National Geographic : 1980 Jul
Architecture triumphs over the ashes of conquest in Plovdiv, one of the oldest Balkan cities. Known as Philippopolis after PhilipII of Macedon subdued its Thracians in 341 B.C., the city was renamed Trimontium under Roman rule. Ravaged by Huns, Byzantines, crusaders, and Turks, Plovdiv caught the spark of the 18th- and 19th-century Bulgarian revival period. As craftsmen's guilds arose, dozens of ornate homes beganto appear. Today about 160 have been re storedand preservedin Old Plov div.
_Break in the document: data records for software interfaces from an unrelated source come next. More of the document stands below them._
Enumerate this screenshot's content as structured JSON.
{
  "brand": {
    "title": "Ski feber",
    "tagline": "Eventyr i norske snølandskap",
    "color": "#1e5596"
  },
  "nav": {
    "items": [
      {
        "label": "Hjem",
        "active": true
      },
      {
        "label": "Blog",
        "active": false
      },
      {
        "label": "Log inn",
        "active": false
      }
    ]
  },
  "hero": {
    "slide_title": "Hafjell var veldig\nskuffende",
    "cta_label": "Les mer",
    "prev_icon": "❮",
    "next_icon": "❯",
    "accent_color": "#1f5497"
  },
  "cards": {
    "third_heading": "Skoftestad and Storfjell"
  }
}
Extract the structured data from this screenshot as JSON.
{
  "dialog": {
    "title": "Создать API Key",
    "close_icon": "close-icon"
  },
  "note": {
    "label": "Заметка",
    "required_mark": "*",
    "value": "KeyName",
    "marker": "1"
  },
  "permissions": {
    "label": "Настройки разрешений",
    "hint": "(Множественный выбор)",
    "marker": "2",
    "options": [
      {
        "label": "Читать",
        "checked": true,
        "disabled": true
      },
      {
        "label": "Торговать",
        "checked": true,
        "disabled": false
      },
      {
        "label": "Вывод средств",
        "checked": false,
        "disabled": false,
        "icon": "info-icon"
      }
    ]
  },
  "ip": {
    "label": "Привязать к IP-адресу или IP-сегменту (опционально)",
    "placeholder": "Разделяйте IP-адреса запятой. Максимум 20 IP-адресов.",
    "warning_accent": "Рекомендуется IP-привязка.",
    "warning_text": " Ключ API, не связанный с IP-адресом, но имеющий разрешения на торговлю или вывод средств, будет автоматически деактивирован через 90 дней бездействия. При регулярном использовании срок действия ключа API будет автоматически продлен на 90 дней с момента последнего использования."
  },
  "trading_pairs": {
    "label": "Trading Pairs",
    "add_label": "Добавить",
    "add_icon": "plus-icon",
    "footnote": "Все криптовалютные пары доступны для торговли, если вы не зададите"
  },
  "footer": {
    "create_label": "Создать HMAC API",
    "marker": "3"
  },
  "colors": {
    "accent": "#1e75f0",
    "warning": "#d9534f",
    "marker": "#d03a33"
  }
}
The decorated facade of a house converted to a restaurant flanks the cobblestones of Cyril Nectariev Street (right). Hunger for Western literature drives a Plovdiv crowd to a book store (below) for 200 copies of a recent translation of Charlotte Bronte's Jane Eyre.